Thanks to the premise, there are also a lot of thought-provoking questions raised surrounding the nature of memory and the difference between reality and dreams. While Verhoeven’s trademarks as an auteur (namely his quirky combinations of violence, sex, comedy, and satire) and Arnold Schwarzenegger’s acting abilities aren’t for everyone, they certainly provided us with a memorable film here. Total Recall is, if nothing else, unique and fun.
An erotic thriller featuring Michael Douglas and Sharon Stone, Basic Instinct (1992) is a film that most people are well aware of, even if they haven’t seen it. As is often the case with Paul Verhoeven, the reason this film needs no introduction is because of the controversy surrounding it. Basic Instinct has become famous for a scene in which Sharon Stone crosses her legs and her vulva is briefly shown, a controversy made even more questionable by the fact that Stone claims she was misled about that scene and was not aware anything was going to be visible. Stone and Verhoeven are on good terms however, and Stone has said she felt Verhoeven made the right decision, so it isn’t entirely clear as to what happened.

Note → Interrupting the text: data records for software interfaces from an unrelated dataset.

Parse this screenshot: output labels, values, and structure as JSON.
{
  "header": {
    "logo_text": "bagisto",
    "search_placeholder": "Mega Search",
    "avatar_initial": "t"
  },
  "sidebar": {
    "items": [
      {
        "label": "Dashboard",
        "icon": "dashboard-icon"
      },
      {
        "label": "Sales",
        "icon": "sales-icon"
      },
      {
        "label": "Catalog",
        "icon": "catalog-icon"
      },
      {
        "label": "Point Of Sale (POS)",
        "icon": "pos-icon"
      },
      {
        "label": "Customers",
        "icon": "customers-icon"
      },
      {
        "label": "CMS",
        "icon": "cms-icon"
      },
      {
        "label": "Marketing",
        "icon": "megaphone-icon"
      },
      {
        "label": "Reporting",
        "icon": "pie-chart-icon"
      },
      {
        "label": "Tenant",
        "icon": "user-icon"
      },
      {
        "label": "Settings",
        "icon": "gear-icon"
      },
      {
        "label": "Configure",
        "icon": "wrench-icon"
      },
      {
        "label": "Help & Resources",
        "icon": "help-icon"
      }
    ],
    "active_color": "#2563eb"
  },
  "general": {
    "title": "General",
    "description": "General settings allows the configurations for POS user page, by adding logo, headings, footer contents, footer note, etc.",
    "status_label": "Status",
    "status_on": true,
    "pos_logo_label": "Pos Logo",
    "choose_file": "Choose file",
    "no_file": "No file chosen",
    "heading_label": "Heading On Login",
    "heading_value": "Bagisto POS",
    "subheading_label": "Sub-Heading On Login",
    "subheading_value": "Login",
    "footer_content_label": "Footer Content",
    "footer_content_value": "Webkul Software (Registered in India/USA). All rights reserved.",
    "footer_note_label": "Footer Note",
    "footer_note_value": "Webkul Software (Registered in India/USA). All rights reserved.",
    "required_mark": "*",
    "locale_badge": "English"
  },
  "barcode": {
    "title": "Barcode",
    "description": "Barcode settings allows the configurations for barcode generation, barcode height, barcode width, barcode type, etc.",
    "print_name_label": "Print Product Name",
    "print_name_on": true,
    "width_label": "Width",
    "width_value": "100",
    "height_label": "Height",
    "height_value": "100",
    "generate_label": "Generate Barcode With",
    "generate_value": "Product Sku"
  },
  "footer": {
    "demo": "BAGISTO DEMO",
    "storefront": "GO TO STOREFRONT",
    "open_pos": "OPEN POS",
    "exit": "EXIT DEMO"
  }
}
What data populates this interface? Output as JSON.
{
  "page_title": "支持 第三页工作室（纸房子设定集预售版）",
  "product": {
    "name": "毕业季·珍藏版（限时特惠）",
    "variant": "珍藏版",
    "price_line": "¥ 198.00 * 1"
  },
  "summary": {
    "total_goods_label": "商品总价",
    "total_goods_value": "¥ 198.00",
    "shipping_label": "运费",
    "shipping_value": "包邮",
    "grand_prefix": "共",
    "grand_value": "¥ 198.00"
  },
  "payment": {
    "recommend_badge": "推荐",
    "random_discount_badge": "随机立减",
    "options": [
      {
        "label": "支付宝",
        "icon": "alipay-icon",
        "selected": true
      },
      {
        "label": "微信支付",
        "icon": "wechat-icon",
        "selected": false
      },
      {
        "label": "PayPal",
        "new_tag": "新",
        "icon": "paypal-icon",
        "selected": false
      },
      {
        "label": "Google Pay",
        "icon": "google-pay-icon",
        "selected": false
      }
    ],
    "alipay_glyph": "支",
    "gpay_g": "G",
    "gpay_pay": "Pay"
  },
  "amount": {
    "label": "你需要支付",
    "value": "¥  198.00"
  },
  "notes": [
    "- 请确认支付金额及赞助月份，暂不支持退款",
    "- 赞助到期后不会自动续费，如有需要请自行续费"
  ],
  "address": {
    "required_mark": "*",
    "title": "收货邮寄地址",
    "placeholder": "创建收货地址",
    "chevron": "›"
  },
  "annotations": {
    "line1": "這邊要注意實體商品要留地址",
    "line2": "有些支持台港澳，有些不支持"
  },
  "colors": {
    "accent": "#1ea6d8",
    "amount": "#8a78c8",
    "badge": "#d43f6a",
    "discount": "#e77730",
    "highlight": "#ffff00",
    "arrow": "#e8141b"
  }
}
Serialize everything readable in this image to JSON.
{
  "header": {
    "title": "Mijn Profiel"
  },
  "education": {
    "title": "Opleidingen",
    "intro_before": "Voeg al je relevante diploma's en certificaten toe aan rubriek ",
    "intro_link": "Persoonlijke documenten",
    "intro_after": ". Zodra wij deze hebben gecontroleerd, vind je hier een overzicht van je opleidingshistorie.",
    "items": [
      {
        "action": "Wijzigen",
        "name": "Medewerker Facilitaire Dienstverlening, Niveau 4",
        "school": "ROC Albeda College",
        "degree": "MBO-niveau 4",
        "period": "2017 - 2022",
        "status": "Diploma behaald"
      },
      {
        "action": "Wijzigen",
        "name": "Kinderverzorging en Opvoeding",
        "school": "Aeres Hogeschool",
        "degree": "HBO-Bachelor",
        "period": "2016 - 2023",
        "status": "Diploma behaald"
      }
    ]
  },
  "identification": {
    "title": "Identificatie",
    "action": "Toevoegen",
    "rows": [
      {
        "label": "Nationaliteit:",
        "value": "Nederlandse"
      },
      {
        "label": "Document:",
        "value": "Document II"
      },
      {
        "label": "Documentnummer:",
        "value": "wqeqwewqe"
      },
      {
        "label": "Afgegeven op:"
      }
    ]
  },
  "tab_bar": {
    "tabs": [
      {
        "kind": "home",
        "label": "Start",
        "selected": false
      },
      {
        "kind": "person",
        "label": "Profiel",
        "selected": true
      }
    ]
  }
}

There was also controversy surrounding Basic Instinct because of the graphic sexuality and violence, but especially because of the portrayal of gay and lesbian characters in the film being cast as villains. There were protests from parts of the LGBTQ+ community at the time of its release, but opinions have since been re-evaluated. While some still think it features harmful portrayals, others believe that it is merely a satire (which is credible considering it’s a Verhoeven film) and point out that Catherine’s bisexuality is not the source of her deviance, but is actually portrayed positively and as a source of her power.
Perhaps Verhoeven’s most famous film, RoboCop is another over-the-top science fiction action flick. In future Detroit, where crime levels are at an all-time high, police officer Alex Murphy is murdered by a gang of criminals and left for dead. Thanks to the evil corporation Omni Consumer Products, however, he is brought back as RoboCop, a human/machine hybrid with little memory of his past life whose only job is to fight crime.
It’s just as cheesy as it sounds, but that is offset massively by the excessive violence on display. In the first half hour we witness the protagonist brutally murdered in a drawn-out scene where they practically torture him before escaping capture. The over-the-top nature of RoboCop also works in its favour when it comes to the themes. The first death we witness is that of a corporate executive being brutally shot by a prototype crime fighter robot. Mere moments after he is killed, his blood pouring over the floor of the meeting room atop a skyscraper, the CEO begins muttering about interest rates and costs, barely acknowledging the gruesome scene beside him.
Satire is what Verhoeven is best at, and RoboCop is the classic combination of excessive violence, comedy, and satire that he is known for cranked up to one hundred and ten percent. While there is somewhat of a bid for pathos in RoboCop’s storyline, surrounding his lingering humanity and remaining memory fragments, it doesn’t really register, which may be the film's only real flaw.